High in the abdominal cavity, just below the diaphragm, lies your stomach, a hollow organ with a J-shape. The stomach is part of the digestive system and plays a significant role in digesting food and in defending against microorganisms and bacteria that enter your body along with your food. Through muscle contractions that knead it, your stomach breaks down the food that enters it from your esophagus. Additionally, the stomach is where the initial digestion of proteins and fats takes place. Maintaining a normal acidity in the stomach is essential for a healthy stomach function. Stomach acid is necessary for the digestion and absorption of nutrients, as well as for defense against bacteria and other invaders that cannot survive the acidic gastric juice. If you feel the need, you can support your stomach, esophagus, intestines, or gallbladder with a variety of supplements, such as Rumen Gallbladder with Liver - Grass-Fed from Ancestral Supplements.
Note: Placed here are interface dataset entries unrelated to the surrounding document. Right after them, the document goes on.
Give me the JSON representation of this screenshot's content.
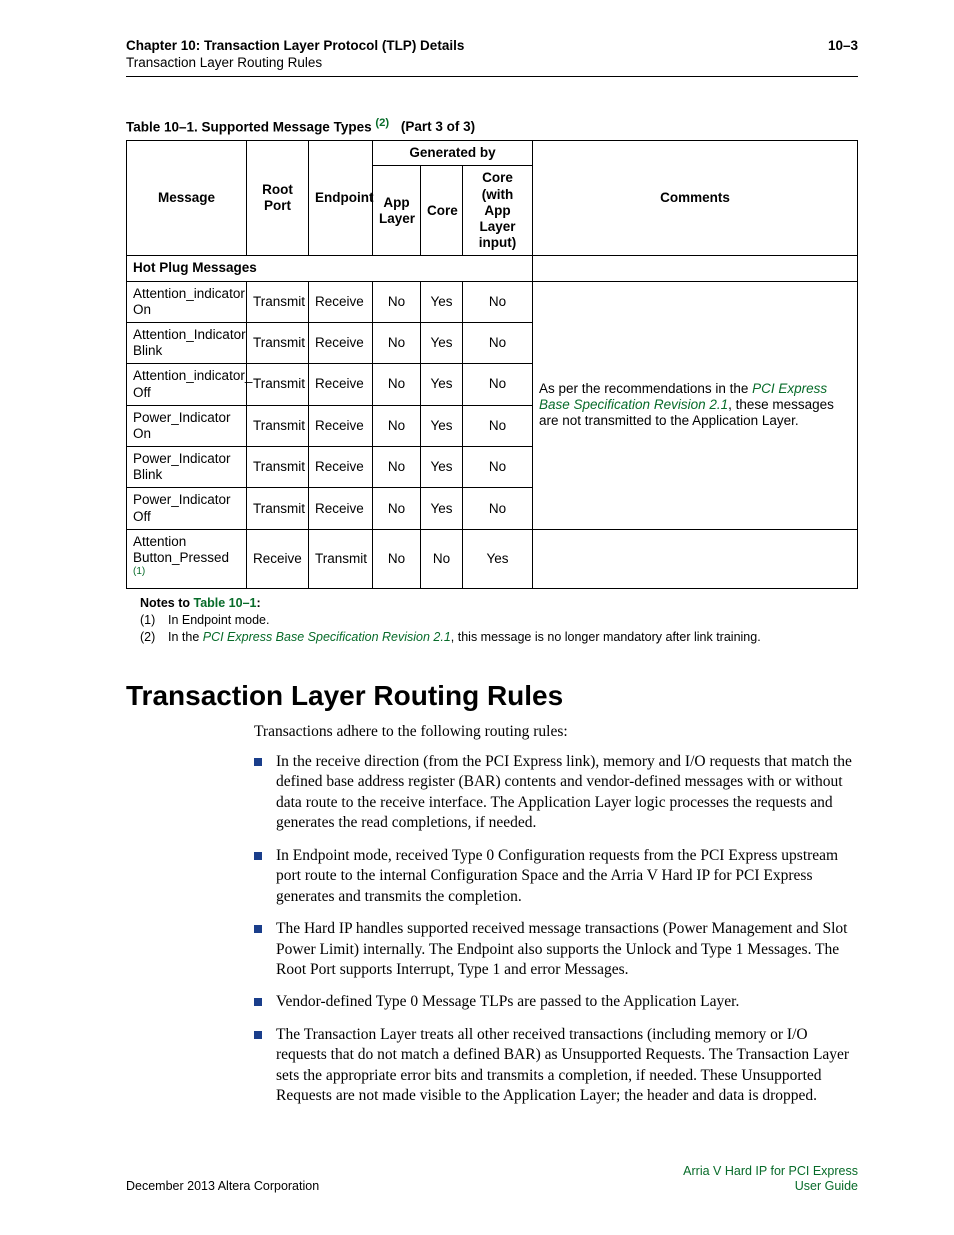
{
  "header": {
    "chapter": "Chapter 10:  Transaction Layer Protocol (TLP) Details",
    "section": "Transaction Layer Routing Rules",
    "page": "10–3"
  },
  "table": {
    "caption_prefix": "Table 10–1.  Supported Message Types",
    "caption_sup": "(2)",
    "caption_part": "(Part 3 of 3)",
    "head": {
      "message": "Message",
      "root_port": "Root Port",
      "endpoint": "Endpoint",
      "generated_by": "Generated by",
      "app_layer": "App Layer",
      "core": "Core",
      "core_with": "Core (with App Layer input)",
      "comments": "Comments"
    },
    "section_label": "Hot Plug Messages",
    "rows": [
      {
        "msg": "Attention_indicator On",
        "rp": "Transmit",
        "ep": "Receive",
        "al": "No",
        "core": "Yes",
        "cw": "No"
      },
      {
        "msg": "Attention_Indicator Blink",
        "rp": "Transmit",
        "ep": "Receive",
        "al": "No",
        "core": "Yes",
        "cw": "No"
      },
      {
        "msg": "Attention_indicator_ Off",
        "rp": "Transmit",
        "ep": "Receive",
        "al": "No",
        "core": "Yes",
        "cw": "No"
      },
      {
        "msg": "Power_Indicator On",
        "rp": "Transmit",
        "ep": "Receive",
        "al": "No",
        "core": "Yes",
        "cw": "No"
      },
      {
        "msg": "Power_Indicator Blink",
        "rp": "Transmit",
        "ep": "Receive",
        "al": "No",
        "core": "Yes",
        "cw": "No"
      },
      {
        "msg": "Power_Indicator Off",
        "rp": "Transmit",
        "ep": "Receive",
        "al": "No",
        "core": "Yes",
        "cw": "No"
      }
    ],
    "last_row": {
      "msg_pre": "Attention Button_Pressed",
      "msg_sup": "(1)",
      "rp": "Receive",
      "ep": "Transmit",
      "al": "No",
      "core": "No",
      "cw": "Yes"
    },
    "comments_pre": "As per the recommendations in the ",
    "comments_link": "PCI Express Base Specification Revision 2.1",
    "comments_post": ", these messages are not transmitted to the Application Layer."
  },
  "notes": {
    "title_pre": "Notes to ",
    "title_link": "Table 10–1",
    "title_post": ":",
    "items": [
      {
        "num": "(1)",
        "text_pre": "In Endpoint mode.",
        "link": "",
        "text_post": ""
      },
      {
        "num": "(2)",
        "text_pre": "In the ",
        "link": "PCI Express Base Specification Revision 2.1",
        "text_post": ", this message is no longer mandatory after link training."
      }
    ]
  },
  "section": {
    "heading": "Transaction Layer Routing Rules",
    "intro": "Transactions adhere to the following routing rules:",
    "bullets": [
      "In the receive direction (from the PCI Express link), memory and I/O requests that match the defined base address register (BAR) contents and vendor-defined messages with or without data route to the receive interface. The Application Layer logic processes the requests and generates the read completions, if needed.",
      "In Endpoint mode, received Type 0 Configuration requests from the PCI Express upstream port route to the internal Configuration Space and the Arria  V Hard IP for PCI Express generates and transmits the completion.",
      "The Hard IP handles supported received message transactions (Power Management and Slot Power Limit) internally. The Endpoint also supports the Unlock and Type 1 Messages. The Root Port supports Interrupt, Type 1 and error Messages.",
      "Vendor-defined Type 0 Message TLPs are passed to the Application Layer.",
      "The Transaction Layer treats all other received transactions (including memory or I/O requests that do not match a defined BAR) as Unsupported Requests. The Transaction Layer sets the appropriate error bits and transmits a completion, if needed. These Unsupported Requests are not made visible to the Application Layer; the header and data is dropped."
    ]
  },
  "footer": {
    "left": "December 2013   Altera Corporation",
    "right1": "Arria V Hard IP for PCI Express",
    "right2": "User Guide"
  }
}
Anatomy of the Stomach
The stomach wall is approximately half a centimeter thick and consists of three layers: the muscular layer, the connective tissue layer, and the mucous membrane layer. The stomach's muscular layer is made up of smooth and striated muscle tissue, allowing the stomach to contract and expand. By employing peristaltic movements, your stomach effectively kneads and propels food towards the intestines. The connective tissue layer contains blood vessels that supply the stomach with oxygen and nutrients because the stomach not only processes nutrients but also requires them. In the innermost layer of the stomach wall, the mucous membrane layer, you can find glands responsible for producing gastric juice. Additionally, this layer acts as a protective barrier against stomach acid, which is so acidic that direct contact with stomach cells would cause damage.
Supporting Your Stomach and Digestion
The digestive system is a complex but well-organized system capable of withstanding various challenges. Each day, it processes the food that needs to be transported, broken down, and separated into useful, useless, and harmful substances. Moreover, it faces threats from external invaders. Many people aim to support their digestion and overall health through lifestyle changes or supplements. Fortunately, there's much you can do to maintain a healthy digestive system. Avoiding eating too quickly, overeating, consuming high-fat, spicy, or excessively hot foods, and maintaining regular meal times are helpful practices. Reducing stress, getting enough rest, and avoiding coffee, alcohol, tobacco, and spicy spices also contribute to a healthy digestive system.
Supplements, Stomach Acid, and Enzymes
Stomach acid has four crucial functions: pre-digesting fats, converting proteins into amino acids, splitting mineral compounds connected to amino acids, and facilitating the absorption of vitamin B12. It also serves to kill bacteria, fungi, and yeasts. Your stomach produces enzymes for the digestion of fats and proteins. Your body requires acetylcholine and histamine to produce stomach acid. It is essential that the quantity of stomach acid and enzymes in your stomach remains in balance. You can support your digestive system with supplements. For instance, stomach acid and enzymes may benefit from betaine, which contributes to normal homocysteine metabolism. Calcium also supports digestion. If you wish to support digestion with supplements or specifically target your stomach or stomach acid, consider products like Epinutra's Benesco™ Natural Reflux Lozenges, Smidge™ HCl + Enzymes (formerly GutZyme™ HCl) by Smidge™, or Doctor's Best Betaïne HCL & Pepsin.
Individuals looking to support stomach acid and enzymes through supplements often turn to products containing digestive enzymes. These enzymes are typically of plant and microbial origin and are commonly offered as a complex. Complexes combine enzymes from various sources to achieve greater biological activity. Digestive enzymes function as catalysts, accelerating specific and essential chemical reactions in the body. Without digestive enzymes, food processing would not be possible. The primary digestive enzyme in the human body is pancreatin, a blend of different enzymes produced by the pancreas. Trypsin and chymotrypsin are produced by the small intestine. Other significant digestive enzymes include hemicellulase, lactospore, papain, and rutin. An example of an enzyme complex offered by Ergomax is Smidge™ Digestive Enzymes, previously known as GutZyme™ by Seeking Health. Another uniquely formulated product is Doctor's Best Digestive Enzymes, containing a well-balanced spectrum of 16 high-quality digestive enzymes.